Even if Obama hadn’t ripped Thomas publicly, he still would have been in his sights. He is the polar opposite of Thomas. He’s a moderate Democrat, a former civil rights attorney and community organizer. He backs expanded government, affirmative action, abortion rights, a severely restricted use of the death penalty, and to the absolute horror of Thomas and hard-line conservatives, a broader interpretation of legal precepts.
Obama almost certainly would have joined the swollen chorus of civil rights and civil liberties groups that pounded Thomas during his High Court confirmation fight in 1991 for his anti-affirmative action, anti-abortion and anti-prisoner rights views. The Senate confirmed him by the narrowest vote of any high court judge in recent confirmation history.
The rebuke stung deeply, and Thomas didn’t forgive or forget. In an American Enterprise Institute lecture in 2001, he wrapped himself in the martyr’s garment and said that he expected to be treated badly for challenging liberal opinions.

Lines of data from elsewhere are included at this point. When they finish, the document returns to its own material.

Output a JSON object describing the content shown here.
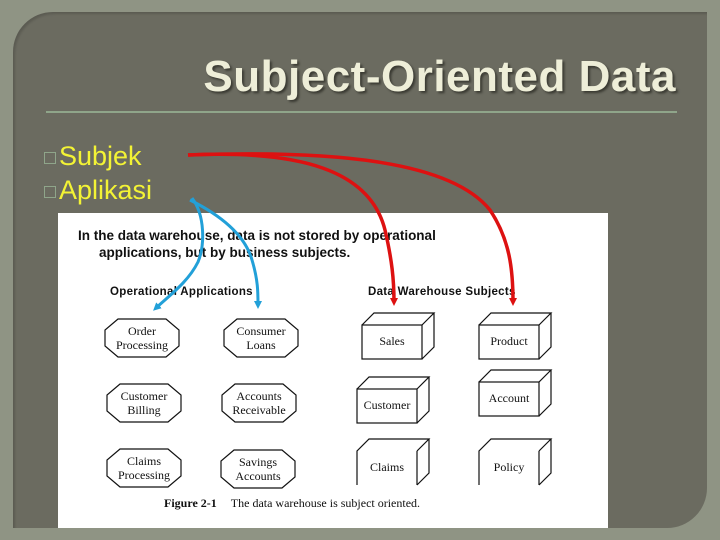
{
  "slide": {
    "title": "Subject-Oriented Data",
    "bullets": [
      {
        "label": "Subjek",
        "arrow_color": "#dd1111"
      },
      {
        "label": "Aplikasi",
        "arrow_color": "#22a0d8"
      }
    ],
    "colors": {
      "frame": "#8f9484",
      "panel": "#6b6b60",
      "title": "#eeeed8",
      "bullet_text": "#f3f335",
      "rule": "#8fa58a"
    }
  },
  "figure": {
    "intro_line1": "In the data warehouse, data is not stored by operational",
    "intro_line2": "applications, but by business subjects.",
    "operational_heading": "Operational Applications",
    "warehouse_heading": "Data Warehouse Subjects",
    "applications": [
      {
        "line1": "Order",
        "line2": "Processing"
      },
      {
        "line1": "Consumer",
        "line2": "Loans"
      },
      {
        "line1": "Customer",
        "line2": "Billing"
      },
      {
        "line1": "Accounts",
        "line2": "Receivable"
      },
      {
        "line1": "Claims",
        "line2": "Processing"
      },
      {
        "line1": "Savings",
        "line2": "Accounts"
      }
    ],
    "subjects": [
      "Sales",
      "Product",
      "Customer",
      "Account",
      "Claims",
      "Policy"
    ],
    "caption_label": "Figure 2-1",
    "caption_text": "The data warehouse is subject oriented."
  }
}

When asked how long he’d stay on the court, he reportedly said that he’d stay there for the next 43 years of his life. He was 43 at the time. In a more revealing aside, he supposedly quipped to friends that it would take him that long to get even. Whether this was hyperbole or an apocryphal tale, it hasn’t taken him 43 years to wreak his revenge.